Tengboche Monastery
Scott Parazynski

To bed at 8pm the night before, I had the “intention of considering” waking up early to visit the Tengboche Monastery for morning prayers — with a pre-dawn and pre-warmth start of 6am. I rustled at 5:30 am to the sounds of gongs nearby, and then whispered over to my roommate Steve to see if he wanted to make the short hike. To my surprise — and quite honestly initial dismay — he said “Yes, let’s go.” So we bundled up with our cameras and marched outside, amazed to see an inch of fresh fallen snow, and brilliant, deep blue, cloudless skies. It was a one-in-a-million morning that I might’ve missed for a few more winks…

The Tibetan Buddhist service was mesmerizing and powerful, with monks of all ages reading scripts in more or less unison, occasionally taking a break for warm milk tea. The warmth rising from their cups was clearly visible in the faintly lit but frigid temple. Although I’m not Buddhist, and I didn’t understand a word that was said, I felt uplifted and protected by the blessings and prayers of these devout worshipers.

Departing the temple just before the sun rose over the high mountain ridges, the alpenglow on the giant mountains of the region — Everest, Lhotse, Nuptse, Ama Dablam and others I cannot name — was truly magnificent. Every photograph I took was better than the last: an orange glow cast on Ama Dablam, framed by the monastery gates, the monastery with Everest in the background, and so on. I felt like the Ansel Adams of the Himalayas, but I knew I was cheating: with scenery this spectacular, you’d end up with award-winning shots without even trying… Regrettably the bandwidth from my current location is slow (and very, very expensive), but I hope to share a few of them with you when conditions permit.

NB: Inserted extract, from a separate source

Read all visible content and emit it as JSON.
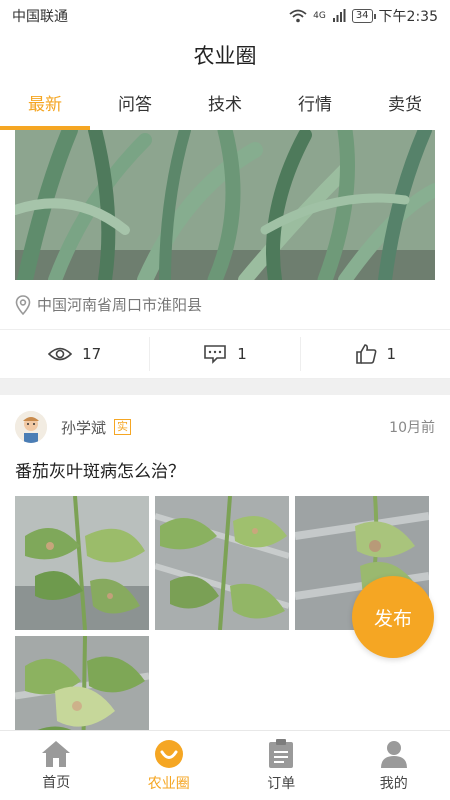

To continue the spiritual theme du jour, several of our team traveled down the hill to Dengboche, where a Buddhist nunnery is located. I took my SPOT for along for a walk, and enjoyed the snow-covered pine on the 45 minute walk. Many of the nuns were away in the village of Pangboche today, but one of the nuns graciously shared their humble temple with us. Finally, later in the afternoon, the majority of our team went back to the Tengboche Monastery for prayer chanting once more. A couple of the monks recognized me from the morning service and gave me a nod — a regular!

Tomorrow morning our trek continues ever closer to Everest and the Khumbu glacier: we will attend a puja ceremony at the Pangboche Monastery, and then continue on to Pheriche, where the Himalayan Rescue Association has a major clinic each climbing season. We’ll finally be above treeline, at an altitude of 14,000 feet or thereabouts, and most likely won’t see live vegetation until the adventure of Everest is complete. I don’t know the status of internet connectivity in Pheriche, Lobuche or Gorak Shep — the next destinations en route to base camp — but it is possible it will be non-existent until base camp arrival.

You can follow along the trail as I check in with my SPOT Satellite Personal Tracker

Snow is falling, and my hour on the internet is nearly up!


Explorers Club Fellow, ex-NASA Space Station Payload manager/space biologist, Away Teams, Journalist, Lapsed climber, Synaesthete, Na’Vi-Jedi-Freman-Buddhist-mix, ASL, Devon Island and Everest Base Camp veteran, (he/him) 🖖🏻